TASK DATA Block Start

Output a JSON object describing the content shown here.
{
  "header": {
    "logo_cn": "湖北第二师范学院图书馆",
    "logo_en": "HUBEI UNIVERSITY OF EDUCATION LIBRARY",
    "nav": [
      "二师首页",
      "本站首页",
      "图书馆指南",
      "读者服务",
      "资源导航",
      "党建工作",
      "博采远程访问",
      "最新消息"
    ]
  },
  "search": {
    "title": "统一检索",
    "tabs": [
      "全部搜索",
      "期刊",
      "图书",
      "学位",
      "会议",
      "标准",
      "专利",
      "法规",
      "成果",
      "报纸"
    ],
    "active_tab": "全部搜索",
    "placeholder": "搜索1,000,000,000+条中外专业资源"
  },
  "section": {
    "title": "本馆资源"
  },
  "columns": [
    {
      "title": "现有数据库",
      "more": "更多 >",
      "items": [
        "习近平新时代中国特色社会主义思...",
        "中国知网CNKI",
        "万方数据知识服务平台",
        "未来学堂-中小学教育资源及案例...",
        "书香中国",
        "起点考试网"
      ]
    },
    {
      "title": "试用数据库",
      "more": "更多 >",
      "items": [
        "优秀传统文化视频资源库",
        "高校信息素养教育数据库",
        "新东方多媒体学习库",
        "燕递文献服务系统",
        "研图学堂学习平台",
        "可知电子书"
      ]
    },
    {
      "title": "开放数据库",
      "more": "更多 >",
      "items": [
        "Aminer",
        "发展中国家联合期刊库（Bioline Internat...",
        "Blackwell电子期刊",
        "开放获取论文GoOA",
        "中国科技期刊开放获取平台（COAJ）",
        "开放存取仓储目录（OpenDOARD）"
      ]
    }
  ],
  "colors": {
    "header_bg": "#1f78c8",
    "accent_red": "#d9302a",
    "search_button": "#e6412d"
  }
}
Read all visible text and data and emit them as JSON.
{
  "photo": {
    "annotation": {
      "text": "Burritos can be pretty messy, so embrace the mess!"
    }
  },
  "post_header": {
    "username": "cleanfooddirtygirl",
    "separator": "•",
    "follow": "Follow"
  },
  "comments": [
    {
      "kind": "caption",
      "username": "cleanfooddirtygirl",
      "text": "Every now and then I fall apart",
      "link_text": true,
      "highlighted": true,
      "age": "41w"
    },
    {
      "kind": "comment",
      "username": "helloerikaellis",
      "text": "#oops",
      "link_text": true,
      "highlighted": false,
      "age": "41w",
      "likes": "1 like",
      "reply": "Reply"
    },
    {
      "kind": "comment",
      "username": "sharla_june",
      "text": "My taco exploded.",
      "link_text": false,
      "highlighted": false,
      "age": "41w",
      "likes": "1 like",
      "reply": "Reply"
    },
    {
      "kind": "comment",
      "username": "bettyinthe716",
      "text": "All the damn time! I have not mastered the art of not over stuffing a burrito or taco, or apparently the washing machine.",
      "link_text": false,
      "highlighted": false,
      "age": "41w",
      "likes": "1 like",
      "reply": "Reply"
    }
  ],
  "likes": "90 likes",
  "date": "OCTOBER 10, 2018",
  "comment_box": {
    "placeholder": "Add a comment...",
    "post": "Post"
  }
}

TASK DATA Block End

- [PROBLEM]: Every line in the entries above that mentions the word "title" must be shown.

- [REPLY]:
    "title": "统一检索",
    "title": "本馆资源"
      "title": "现有数据库",
      "title": "试用数据库",
      "title": "开放数据库",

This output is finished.